The story is, as with all G+S, totally preposterous. Nanki-Poo, the son of the ruling Mikado of Japan, loves Yum-Yum but a marriage has been arranged for him with the vile looking Katisha. Yum-Yum on the other hand is betrothed to Ko-Ko who has been condemned to death for flirting. Ko-Ko has, nevertheless, been elevated to the position of Lord High Executioner and his destiny is to behead himself. Then there is Pooh-Bah who holds every authority position in the town of Titipu except for that of the Mikado himself. Nanki-Poo disguises himself as a wandering minstrel and the fun begins.
This production is a peculiar mix of something that feels like a throw-back to imagined versions of the early part of the twentieth century and an attempt to bring it, dragging and screaming, into the modern day. Performances are static, staid and sterile and the songs are delivered with little choreography or awareness of developments in the conventions, conceits and practices of contemporary musical theatre. Yet, on occasion, the production surprises by updating many of the original lyrics penned by the illustrious Mr. Gilbert. In particular “I’ve Got a Little List” in the first half and the Mikado’s big number “The Punishment Fits the Crime” in the second half transcend the dullness of the rest of the production and are genuinely funny.
The biggest problem lies in the rather prosaic attempt to re-envision a production that sees a sizeable light operetta with principals and chorus cut down into something for a handful of performers only. The orchestra, too, is reduced to contain only seven players. The lack of a full sound both on stage and in the pit is hard to ignore. Having no conductor allows for a slight roughness around the edges of songs. The set for the first half looks like it has been touring for a number of years. The second half looks and sounds better. Overall, though, the lack of resource is all too obvious and there is a lack of imagination to cover the deficiency. Bizarrely, for a production that has been touring for a reasonable length of time, there is insecurity in knowing the spoken lines.
The performers split into two camps. As it happens the contrast falls across the gender divide. The women are operatically trained whilst the men have emerged through the musical theatre route. They are very different disciplines and the differences show. Of the first camp, Victoria Joyce makes a good job of Yum-Yum although her sung lyrics are often indistinct. Poor Louise Crane has the unenviable job of being both one of the three little maids from school and the Gorgon Katisha. John Griffiths shows his experience and class as The Mikado and Pish-Tush whilst Tim Walton as Nanki-Poo sings nicely but is under-energised in the spoken sections. Carl Sanderson’s Pooh-Bah owes much to the Panto Dame tradition but he belts out the numbers with gusto and wrings maximum value out of his text.

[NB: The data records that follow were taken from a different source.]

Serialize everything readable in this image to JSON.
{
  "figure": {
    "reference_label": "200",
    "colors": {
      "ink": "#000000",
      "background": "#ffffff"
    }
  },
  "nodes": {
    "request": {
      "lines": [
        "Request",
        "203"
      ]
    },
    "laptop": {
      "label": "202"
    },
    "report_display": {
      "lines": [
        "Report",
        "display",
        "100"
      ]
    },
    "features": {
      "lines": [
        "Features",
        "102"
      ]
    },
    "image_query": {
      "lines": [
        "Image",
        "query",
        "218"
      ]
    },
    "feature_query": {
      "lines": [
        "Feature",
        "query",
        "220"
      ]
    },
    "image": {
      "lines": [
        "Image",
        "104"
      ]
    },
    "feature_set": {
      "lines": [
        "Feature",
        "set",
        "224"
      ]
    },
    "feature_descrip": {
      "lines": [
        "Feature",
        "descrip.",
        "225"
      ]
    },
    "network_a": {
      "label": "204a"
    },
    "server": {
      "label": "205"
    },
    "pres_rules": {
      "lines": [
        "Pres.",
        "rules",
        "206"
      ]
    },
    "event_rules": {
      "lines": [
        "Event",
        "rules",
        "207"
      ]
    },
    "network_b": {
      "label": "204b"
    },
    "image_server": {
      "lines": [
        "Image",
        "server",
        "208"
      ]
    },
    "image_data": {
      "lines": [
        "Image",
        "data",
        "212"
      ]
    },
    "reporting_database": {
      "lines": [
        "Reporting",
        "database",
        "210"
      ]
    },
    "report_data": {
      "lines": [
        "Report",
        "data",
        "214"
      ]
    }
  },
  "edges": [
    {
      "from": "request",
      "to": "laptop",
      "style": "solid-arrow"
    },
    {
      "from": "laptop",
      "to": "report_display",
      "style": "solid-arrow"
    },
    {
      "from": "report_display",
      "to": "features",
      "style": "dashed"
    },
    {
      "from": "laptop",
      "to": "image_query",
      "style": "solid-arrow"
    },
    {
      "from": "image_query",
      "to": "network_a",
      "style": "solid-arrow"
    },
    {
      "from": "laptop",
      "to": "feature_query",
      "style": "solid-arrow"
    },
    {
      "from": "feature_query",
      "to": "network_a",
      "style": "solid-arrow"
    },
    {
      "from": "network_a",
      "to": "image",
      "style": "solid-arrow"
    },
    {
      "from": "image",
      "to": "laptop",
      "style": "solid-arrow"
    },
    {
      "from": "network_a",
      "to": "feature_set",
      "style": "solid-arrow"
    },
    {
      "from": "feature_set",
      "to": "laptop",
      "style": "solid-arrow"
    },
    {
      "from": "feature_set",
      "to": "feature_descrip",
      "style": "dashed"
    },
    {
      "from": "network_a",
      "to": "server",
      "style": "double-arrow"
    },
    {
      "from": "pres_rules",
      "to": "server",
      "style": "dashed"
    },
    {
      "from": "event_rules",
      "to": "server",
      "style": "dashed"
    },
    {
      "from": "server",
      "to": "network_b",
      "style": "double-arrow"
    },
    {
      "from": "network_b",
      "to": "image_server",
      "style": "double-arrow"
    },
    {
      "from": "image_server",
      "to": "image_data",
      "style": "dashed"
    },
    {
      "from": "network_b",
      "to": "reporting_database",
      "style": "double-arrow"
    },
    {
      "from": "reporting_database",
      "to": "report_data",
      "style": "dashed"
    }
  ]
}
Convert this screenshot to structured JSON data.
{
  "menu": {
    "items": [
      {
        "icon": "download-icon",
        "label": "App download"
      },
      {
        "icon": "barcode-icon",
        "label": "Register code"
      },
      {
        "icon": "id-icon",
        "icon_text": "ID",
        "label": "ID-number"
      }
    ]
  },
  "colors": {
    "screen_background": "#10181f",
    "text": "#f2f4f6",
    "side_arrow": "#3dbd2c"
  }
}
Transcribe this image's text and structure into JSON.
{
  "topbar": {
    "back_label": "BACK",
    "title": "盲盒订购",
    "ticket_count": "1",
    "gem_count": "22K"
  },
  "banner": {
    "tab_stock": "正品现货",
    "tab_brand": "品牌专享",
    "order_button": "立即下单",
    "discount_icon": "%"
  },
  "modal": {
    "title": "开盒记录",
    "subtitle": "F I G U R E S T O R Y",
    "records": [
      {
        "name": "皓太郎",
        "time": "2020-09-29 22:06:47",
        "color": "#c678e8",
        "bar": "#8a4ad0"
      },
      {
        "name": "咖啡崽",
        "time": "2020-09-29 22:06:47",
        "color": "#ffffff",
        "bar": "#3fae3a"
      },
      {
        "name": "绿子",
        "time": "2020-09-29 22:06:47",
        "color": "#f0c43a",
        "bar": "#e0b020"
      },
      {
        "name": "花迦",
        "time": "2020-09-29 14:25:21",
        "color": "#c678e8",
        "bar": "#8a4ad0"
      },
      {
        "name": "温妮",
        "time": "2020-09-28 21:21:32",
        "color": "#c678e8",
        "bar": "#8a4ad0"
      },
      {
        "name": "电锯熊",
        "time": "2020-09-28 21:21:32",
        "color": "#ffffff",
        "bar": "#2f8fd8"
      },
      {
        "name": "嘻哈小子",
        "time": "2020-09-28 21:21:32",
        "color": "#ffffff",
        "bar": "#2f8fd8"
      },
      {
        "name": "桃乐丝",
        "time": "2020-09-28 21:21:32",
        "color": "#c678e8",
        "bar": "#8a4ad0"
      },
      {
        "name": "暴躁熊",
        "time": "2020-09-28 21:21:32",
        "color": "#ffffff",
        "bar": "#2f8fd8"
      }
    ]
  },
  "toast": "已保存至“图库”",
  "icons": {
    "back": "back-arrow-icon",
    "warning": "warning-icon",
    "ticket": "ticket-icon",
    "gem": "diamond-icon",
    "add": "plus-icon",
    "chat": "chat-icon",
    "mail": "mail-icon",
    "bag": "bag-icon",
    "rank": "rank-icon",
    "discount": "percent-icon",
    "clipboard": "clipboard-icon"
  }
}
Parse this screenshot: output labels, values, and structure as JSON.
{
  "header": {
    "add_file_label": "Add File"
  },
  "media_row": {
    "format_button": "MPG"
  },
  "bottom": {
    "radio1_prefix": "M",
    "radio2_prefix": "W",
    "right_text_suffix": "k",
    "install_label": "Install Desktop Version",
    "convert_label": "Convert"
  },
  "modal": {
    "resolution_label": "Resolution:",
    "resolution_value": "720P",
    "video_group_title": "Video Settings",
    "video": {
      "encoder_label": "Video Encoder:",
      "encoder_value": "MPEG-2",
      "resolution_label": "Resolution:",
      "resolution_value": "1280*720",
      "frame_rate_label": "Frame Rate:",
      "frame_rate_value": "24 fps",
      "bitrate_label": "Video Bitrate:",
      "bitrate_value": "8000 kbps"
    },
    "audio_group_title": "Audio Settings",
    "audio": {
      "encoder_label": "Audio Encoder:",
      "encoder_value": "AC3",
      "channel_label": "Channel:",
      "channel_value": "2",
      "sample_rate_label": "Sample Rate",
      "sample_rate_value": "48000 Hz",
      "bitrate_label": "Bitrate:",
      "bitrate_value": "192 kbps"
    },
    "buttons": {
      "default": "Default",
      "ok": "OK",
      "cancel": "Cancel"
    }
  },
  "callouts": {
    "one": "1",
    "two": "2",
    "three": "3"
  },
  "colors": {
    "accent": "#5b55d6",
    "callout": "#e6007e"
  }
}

Come the end, however, Gilbert and Sullivan have woven their habitual magic and the production, despite its flaws and its occasional longeurs, has the audience clapping along, cheering and demanding more.